Tally the lines of the data below that contain the string "Engagement". Give the tally and nothing else.

_Data excerpts_
▼

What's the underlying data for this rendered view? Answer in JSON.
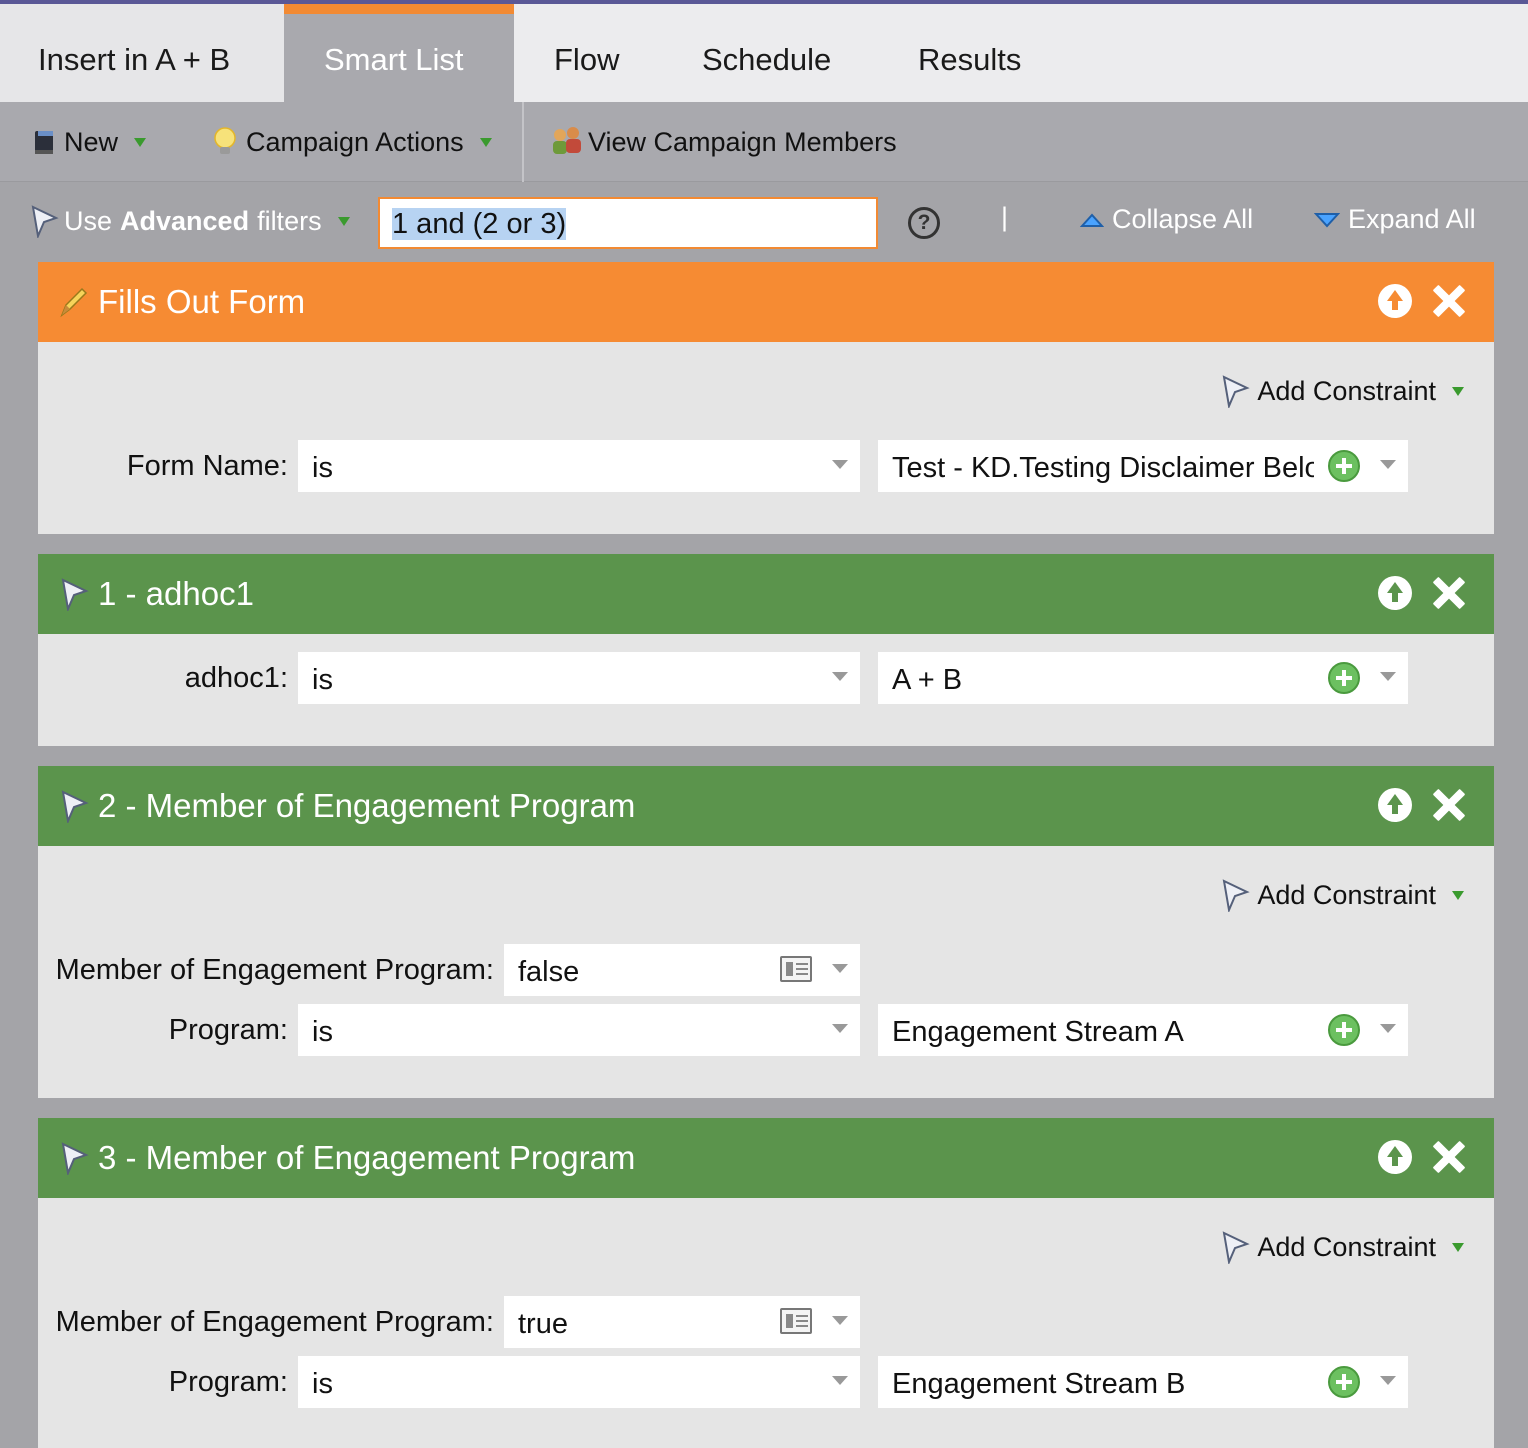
{
  "tabs": [
    {
      "label": "Insert in A + B"
    },
    {
      "label": "Smart List"
    },
    {
      "label": "Flow"
    },
    {
      "label": "Schedule"
    },
    {
      "label": "Results"
    }
  ],
  "toolbar": {
    "new_label": "New",
    "campaign_actions_label": "Campaign Actions",
    "view_members_label": "View Campaign Members"
  },
  "filterbar": {
    "use_label": "Use",
    "advanced_label": "Advanced",
    "filters_label": "filters",
    "logic_value": "1 and (2 or 3)",
    "help_glyph": "?",
    "divider": "|",
    "collapse_label": "Collapse All",
    "expand_label": "Expand All"
  },
  "filters": [
    {
      "title": "Fills Out Form",
      "color": "#f68b33",
      "add_constraint": "Add Constraint",
      "rows": [
        {
          "label": "Form Name:",
          "operator": "is",
          "value": "Test - KD.Testing Disclaimer Below"
        }
      ]
    },
    {
      "title": "1 - adhoc1",
      "color": "#5b944c",
      "rows": [
        {
          "label": "adhoc1:",
          "operator": "is",
          "value": "A + B"
        }
      ]
    },
    {
      "title": "2 - Member of Engagement Program",
      "color": "#5b944c",
      "add_constraint": "Add Constraint",
      "rows": [
        {
          "label": "Member of Engagement Program:",
          "value": "false"
        },
        {
          "label": "Program:",
          "operator": "is",
          "value": "Engagement Stream A"
        }
      ]
    },
    {
      "title": "3 - Member of Engagement Program",
      "color": "#5b944c",
      "add_constraint": "Add Constraint",
      "rows": [
        {
          "label": "Member of Engagement Program:",
          "value": "true"
        },
        {
          "label": "Program:",
          "operator": "is",
          "value": "Engagement Stream B"
        }
      ]
    }
  ],
  "icons": {
    "new": "book-icon",
    "campaign_actions": "lightbulb-icon",
    "view_members": "people-icon",
    "filter": "funnel-icon",
    "form": "pencil-icon",
    "move_up": "arrow-up-circle-icon",
    "remove": "close-icon",
    "add_value": "plus-circle-icon"
  },
  "colors": {
    "accent": "#f28a33",
    "filter_green": "#5b944c",
    "header_purple": "#5a5896"
  }
}
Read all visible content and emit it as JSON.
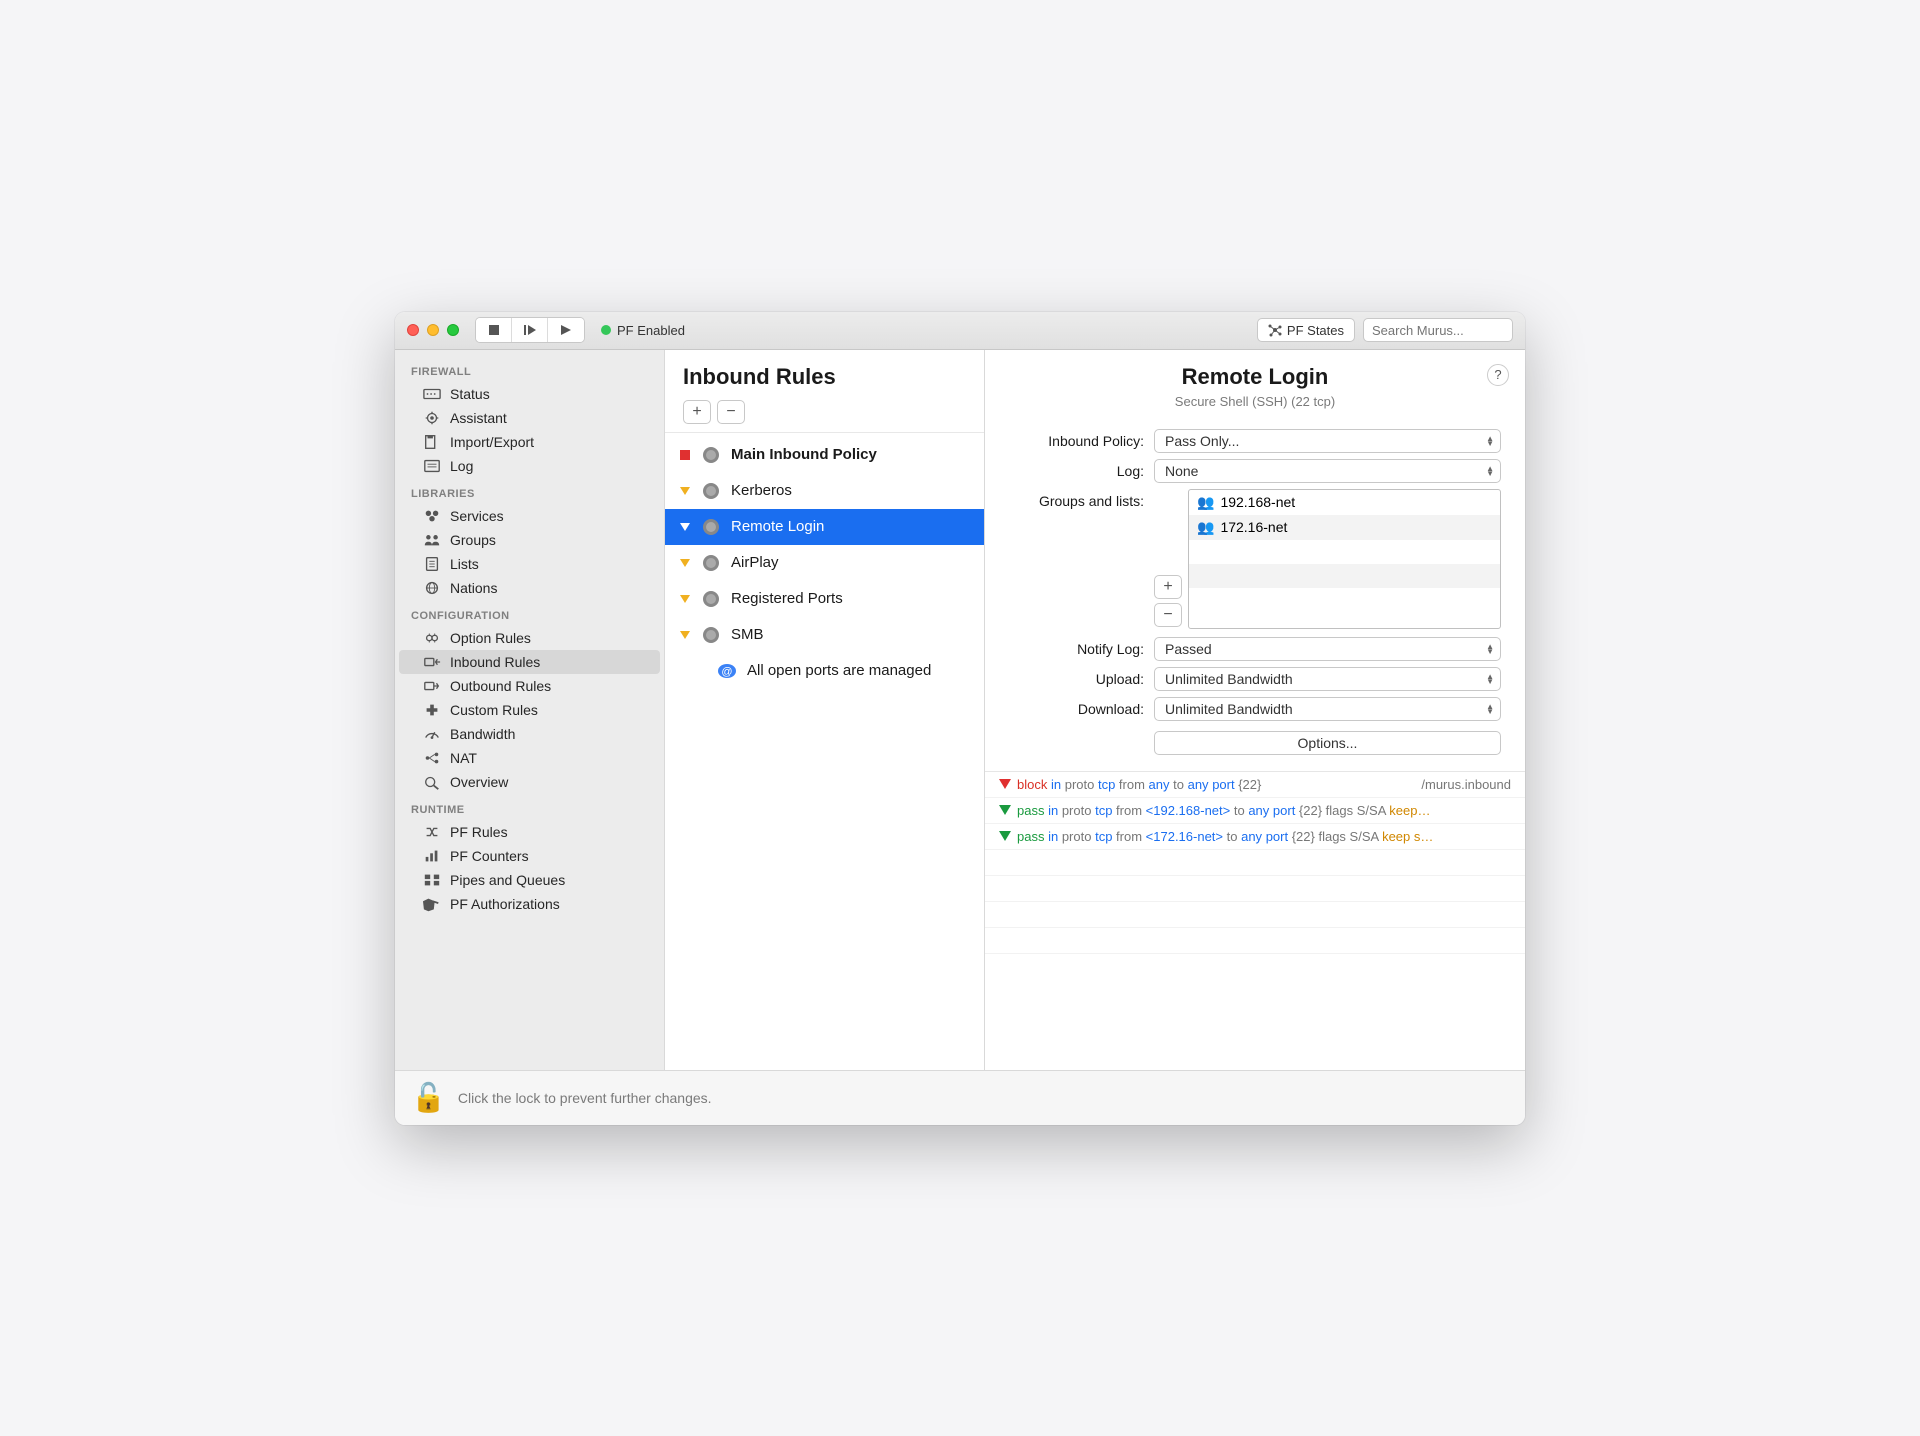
{
  "titlebar": {
    "status_label": "PF Enabled",
    "pf_states_label": "PF States",
    "search_placeholder": "Search Murus..."
  },
  "sidebar": {
    "sections": [
      {
        "header": "FIREWALL",
        "items": [
          {
            "icon": "status",
            "label": "Status"
          },
          {
            "icon": "assistant",
            "label": "Assistant"
          },
          {
            "icon": "importexport",
            "label": "Import/Export"
          },
          {
            "icon": "log",
            "label": "Log"
          }
        ]
      },
      {
        "header": "LIBRARIES",
        "items": [
          {
            "icon": "services",
            "label": "Services"
          },
          {
            "icon": "groups",
            "label": "Groups"
          },
          {
            "icon": "lists",
            "label": "Lists"
          },
          {
            "icon": "nations",
            "label": "Nations"
          }
        ]
      },
      {
        "header": "CONFIGURATION",
        "items": [
          {
            "icon": "option",
            "label": "Option Rules"
          },
          {
            "icon": "inbound",
            "label": "Inbound Rules",
            "selected": true
          },
          {
            "icon": "outbound",
            "label": "Outbound Rules"
          },
          {
            "icon": "custom",
            "label": "Custom Rules"
          },
          {
            "icon": "bandwidth",
            "label": "Bandwidth"
          },
          {
            "icon": "nat",
            "label": "NAT"
          },
          {
            "icon": "overview",
            "label": "Overview"
          }
        ]
      },
      {
        "header": "RUNTIME",
        "items": [
          {
            "icon": "pfrules",
            "label": "PF Rules"
          },
          {
            "icon": "pfcounters",
            "label": "PF Counters"
          },
          {
            "icon": "pipes",
            "label": "Pipes and Queues"
          },
          {
            "icon": "pfauth",
            "label": "PF Authorizations"
          }
        ]
      }
    ]
  },
  "mid": {
    "title": "Inbound Rules",
    "rules": [
      {
        "marker": "red-square",
        "bold": true,
        "label": "Main Inbound Policy"
      },
      {
        "marker": "tri",
        "label": "Kerberos"
      },
      {
        "marker": "tri",
        "label": "Remote Login",
        "selected": true
      },
      {
        "marker": "tri",
        "label": "AirPlay"
      },
      {
        "marker": "tri",
        "label": "Registered Ports"
      },
      {
        "marker": "tri",
        "label": "SMB"
      },
      {
        "marker": "info",
        "label": "All open ports are managed",
        "indent": true
      }
    ]
  },
  "detail": {
    "title": "Remote Login",
    "subtitle": "Secure Shell (SSH) (22 tcp)",
    "labels": {
      "inbound_policy": "Inbound Policy:",
      "log": "Log:",
      "groups": "Groups and lists:",
      "notify": "Notify Log:",
      "upload": "Upload:",
      "download": "Download:"
    },
    "values": {
      "inbound_policy": "Pass Only...",
      "log": "None",
      "notify": "Passed",
      "upload": "Unlimited Bandwidth",
      "download": "Unlimited Bandwidth",
      "options_btn": "Options..."
    },
    "groups": [
      "192.168-net",
      "172.16-net"
    ],
    "pf_lines": [
      {
        "dir": "down-red",
        "html": "<span class='red'>block</span> <span class='blue'>in</span> proto <span class='blue'>tcp</span> from <span class='blue'>any</span> to <span class='blue'>any</span> <span class='blue'>port</span> {22}",
        "right": "/murus.inbound"
      },
      {
        "dir": "down-green",
        "html": "<span class='green'>pass</span> <span class='blue'>in</span> proto <span class='blue'>tcp</span> from <span class='blue'>&lt;192.168-net&gt;</span> to <span class='blue'>any</span> <span class='blue'>port</span> {22} flags S/SA <span class='orange'>keep…</span>"
      },
      {
        "dir": "down-green",
        "html": "<span class='green'>pass</span> <span class='blue'>in</span> proto <span class='blue'>tcp</span> from <span class='blue'>&lt;172.16-net&gt;</span> to <span class='blue'>any</span> <span class='blue'>port</span> {22} flags S/SA <span class='orange'>keep s…</span>"
      }
    ]
  },
  "footer": {
    "text": "Click the lock to prevent further changes."
  }
}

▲

_TASK ANSWER_
6